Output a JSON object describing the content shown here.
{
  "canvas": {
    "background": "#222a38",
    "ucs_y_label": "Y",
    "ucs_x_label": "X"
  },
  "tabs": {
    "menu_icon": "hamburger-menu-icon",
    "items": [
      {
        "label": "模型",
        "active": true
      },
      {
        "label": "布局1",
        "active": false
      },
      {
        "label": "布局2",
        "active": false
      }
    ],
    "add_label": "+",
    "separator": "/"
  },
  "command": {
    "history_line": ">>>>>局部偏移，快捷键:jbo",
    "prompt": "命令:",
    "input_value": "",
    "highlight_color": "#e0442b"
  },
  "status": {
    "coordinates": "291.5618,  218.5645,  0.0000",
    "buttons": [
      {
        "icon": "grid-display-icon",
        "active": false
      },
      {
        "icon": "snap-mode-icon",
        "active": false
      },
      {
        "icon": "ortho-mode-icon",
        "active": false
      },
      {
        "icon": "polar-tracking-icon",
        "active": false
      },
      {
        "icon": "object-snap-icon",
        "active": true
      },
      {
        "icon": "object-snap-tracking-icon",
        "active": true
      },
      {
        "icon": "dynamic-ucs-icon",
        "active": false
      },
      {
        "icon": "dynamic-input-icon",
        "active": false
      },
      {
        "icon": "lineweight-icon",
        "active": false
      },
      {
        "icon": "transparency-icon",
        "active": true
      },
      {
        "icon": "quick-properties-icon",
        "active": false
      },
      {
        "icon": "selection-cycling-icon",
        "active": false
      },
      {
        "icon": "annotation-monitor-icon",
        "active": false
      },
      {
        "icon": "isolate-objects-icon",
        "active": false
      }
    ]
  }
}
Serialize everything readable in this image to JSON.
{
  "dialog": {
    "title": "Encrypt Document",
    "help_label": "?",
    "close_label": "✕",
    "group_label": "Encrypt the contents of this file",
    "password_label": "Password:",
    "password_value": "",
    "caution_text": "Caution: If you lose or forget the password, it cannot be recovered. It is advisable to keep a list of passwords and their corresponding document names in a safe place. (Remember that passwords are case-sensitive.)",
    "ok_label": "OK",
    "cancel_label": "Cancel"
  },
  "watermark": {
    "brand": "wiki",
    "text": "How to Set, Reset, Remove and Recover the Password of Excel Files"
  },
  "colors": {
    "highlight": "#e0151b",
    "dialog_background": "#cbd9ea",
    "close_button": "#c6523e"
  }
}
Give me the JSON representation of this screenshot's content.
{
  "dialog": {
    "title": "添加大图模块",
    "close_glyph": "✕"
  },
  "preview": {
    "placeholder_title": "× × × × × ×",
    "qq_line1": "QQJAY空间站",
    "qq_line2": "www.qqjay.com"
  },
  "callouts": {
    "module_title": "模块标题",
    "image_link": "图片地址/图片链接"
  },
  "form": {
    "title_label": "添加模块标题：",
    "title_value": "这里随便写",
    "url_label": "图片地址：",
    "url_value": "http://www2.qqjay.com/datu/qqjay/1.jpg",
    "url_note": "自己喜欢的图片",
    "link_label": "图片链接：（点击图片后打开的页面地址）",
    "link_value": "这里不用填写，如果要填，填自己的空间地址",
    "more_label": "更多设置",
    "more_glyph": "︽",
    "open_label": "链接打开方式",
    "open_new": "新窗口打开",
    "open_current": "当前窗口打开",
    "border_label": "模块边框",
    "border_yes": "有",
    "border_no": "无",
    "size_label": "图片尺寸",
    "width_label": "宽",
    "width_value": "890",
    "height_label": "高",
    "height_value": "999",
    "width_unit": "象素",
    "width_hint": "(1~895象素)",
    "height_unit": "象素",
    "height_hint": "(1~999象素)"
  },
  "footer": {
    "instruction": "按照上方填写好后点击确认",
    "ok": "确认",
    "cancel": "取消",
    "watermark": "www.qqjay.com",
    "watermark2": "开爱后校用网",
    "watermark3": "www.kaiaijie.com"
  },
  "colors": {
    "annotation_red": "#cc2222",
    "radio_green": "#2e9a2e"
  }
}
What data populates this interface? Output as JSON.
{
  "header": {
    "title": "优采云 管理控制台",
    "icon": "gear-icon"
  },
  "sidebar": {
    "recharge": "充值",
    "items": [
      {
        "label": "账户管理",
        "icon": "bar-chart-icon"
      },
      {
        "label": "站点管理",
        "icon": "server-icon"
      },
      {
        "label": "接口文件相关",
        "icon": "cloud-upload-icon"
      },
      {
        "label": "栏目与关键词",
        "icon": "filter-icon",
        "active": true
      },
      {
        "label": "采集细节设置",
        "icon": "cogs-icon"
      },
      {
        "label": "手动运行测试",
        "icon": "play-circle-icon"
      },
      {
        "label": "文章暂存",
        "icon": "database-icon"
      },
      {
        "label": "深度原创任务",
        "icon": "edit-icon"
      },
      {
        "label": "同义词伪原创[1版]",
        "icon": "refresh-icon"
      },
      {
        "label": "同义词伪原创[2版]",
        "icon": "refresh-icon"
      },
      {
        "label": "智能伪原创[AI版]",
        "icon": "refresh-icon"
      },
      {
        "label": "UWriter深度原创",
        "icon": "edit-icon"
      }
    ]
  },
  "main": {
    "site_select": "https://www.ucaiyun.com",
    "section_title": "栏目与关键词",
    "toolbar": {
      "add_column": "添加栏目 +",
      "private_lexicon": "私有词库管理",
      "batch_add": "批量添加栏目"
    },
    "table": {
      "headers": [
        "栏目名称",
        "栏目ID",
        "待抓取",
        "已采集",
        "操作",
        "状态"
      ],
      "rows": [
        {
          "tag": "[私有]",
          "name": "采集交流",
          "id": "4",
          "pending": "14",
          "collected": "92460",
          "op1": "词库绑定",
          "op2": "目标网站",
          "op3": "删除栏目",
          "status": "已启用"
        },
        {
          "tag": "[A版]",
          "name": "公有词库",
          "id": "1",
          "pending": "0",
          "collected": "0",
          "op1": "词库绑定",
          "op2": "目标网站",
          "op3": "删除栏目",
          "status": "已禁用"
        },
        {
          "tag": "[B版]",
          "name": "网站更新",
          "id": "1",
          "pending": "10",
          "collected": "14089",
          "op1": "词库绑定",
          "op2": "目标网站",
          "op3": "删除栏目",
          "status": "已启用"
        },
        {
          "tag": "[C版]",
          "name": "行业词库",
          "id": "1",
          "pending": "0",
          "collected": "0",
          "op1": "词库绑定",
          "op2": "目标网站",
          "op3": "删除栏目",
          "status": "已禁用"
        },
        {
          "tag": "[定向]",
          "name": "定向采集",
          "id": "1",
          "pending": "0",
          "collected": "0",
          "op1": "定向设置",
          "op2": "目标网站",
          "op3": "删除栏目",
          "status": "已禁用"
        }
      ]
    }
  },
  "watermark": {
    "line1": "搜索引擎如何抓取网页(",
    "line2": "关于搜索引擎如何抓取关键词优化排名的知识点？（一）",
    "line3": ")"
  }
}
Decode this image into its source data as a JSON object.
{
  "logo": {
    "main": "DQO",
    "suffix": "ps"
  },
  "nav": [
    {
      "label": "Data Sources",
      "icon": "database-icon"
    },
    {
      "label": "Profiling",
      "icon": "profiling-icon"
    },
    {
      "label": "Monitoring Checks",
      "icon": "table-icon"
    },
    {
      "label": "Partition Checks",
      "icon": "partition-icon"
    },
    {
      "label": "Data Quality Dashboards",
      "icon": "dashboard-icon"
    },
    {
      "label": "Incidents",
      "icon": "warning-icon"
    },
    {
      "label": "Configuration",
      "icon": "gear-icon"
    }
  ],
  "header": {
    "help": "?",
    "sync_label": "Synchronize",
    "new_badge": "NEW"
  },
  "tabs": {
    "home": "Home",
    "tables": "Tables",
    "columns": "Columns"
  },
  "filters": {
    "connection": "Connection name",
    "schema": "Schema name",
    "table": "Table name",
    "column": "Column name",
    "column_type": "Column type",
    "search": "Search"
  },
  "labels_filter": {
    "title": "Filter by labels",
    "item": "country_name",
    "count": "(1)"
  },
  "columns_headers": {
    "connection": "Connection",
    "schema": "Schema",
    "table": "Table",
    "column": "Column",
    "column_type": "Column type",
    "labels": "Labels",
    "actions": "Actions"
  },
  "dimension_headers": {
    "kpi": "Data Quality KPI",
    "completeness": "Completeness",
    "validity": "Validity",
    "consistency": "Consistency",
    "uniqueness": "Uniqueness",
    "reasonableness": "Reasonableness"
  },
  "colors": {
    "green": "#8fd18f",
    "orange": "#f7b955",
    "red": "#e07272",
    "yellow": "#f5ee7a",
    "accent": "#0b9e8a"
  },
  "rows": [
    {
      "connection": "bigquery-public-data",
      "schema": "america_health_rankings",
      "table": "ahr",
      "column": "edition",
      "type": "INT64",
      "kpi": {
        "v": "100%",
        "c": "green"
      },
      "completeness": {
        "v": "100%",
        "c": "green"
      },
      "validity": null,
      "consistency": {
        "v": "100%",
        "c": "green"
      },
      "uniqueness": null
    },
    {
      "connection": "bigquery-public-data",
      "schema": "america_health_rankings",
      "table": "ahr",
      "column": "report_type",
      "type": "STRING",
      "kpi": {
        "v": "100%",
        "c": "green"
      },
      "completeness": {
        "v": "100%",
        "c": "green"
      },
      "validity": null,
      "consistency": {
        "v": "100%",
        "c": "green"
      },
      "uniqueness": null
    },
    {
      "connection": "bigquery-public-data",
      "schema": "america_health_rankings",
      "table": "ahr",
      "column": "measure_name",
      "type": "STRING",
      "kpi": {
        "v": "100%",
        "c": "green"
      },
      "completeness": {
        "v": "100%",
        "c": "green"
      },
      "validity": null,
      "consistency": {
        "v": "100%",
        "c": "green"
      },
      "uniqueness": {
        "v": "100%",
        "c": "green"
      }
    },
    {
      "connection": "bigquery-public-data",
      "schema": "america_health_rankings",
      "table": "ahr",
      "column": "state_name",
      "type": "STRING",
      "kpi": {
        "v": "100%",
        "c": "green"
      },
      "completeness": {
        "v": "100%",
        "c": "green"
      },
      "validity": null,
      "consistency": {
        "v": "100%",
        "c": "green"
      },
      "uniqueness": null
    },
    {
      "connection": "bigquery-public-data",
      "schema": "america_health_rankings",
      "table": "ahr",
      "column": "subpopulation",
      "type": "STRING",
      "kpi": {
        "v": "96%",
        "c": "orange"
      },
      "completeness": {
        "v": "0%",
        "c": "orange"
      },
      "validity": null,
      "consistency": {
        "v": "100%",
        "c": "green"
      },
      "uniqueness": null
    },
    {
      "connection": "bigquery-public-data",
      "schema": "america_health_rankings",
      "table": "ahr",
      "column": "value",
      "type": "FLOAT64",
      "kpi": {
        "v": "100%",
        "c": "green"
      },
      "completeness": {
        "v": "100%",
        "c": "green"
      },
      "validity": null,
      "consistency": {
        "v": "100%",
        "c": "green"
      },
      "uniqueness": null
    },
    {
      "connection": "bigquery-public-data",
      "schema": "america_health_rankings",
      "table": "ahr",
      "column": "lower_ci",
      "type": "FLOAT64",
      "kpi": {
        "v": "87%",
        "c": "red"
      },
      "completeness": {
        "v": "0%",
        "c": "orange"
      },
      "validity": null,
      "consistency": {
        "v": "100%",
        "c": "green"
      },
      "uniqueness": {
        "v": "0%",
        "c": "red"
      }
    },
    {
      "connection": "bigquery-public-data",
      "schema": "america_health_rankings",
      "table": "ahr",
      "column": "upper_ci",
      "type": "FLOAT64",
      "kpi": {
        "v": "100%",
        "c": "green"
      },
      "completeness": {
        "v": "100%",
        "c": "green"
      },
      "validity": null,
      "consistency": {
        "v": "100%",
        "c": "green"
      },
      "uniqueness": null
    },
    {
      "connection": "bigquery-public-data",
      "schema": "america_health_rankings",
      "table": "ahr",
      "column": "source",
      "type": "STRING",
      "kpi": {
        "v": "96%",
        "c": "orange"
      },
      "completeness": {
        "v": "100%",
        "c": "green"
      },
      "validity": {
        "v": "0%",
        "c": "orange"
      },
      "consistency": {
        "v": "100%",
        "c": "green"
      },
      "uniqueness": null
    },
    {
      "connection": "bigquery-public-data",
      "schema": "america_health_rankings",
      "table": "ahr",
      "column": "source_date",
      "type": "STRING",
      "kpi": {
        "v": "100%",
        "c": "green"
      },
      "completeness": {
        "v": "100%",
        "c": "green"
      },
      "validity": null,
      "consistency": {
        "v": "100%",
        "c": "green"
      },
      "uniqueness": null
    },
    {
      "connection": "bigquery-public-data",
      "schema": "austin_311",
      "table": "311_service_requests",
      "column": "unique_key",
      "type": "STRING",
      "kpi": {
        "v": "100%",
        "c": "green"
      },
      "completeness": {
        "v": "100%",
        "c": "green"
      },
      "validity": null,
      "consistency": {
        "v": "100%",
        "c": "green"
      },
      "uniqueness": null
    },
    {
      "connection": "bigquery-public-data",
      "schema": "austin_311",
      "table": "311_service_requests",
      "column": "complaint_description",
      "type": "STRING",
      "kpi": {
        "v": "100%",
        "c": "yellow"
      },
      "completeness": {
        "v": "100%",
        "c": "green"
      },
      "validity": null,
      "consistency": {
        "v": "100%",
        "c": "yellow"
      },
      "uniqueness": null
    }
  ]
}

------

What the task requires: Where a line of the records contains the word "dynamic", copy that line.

Solution:
        "icon": "dynamic-ucs-icon",
        "icon": "dynamic-input-icon",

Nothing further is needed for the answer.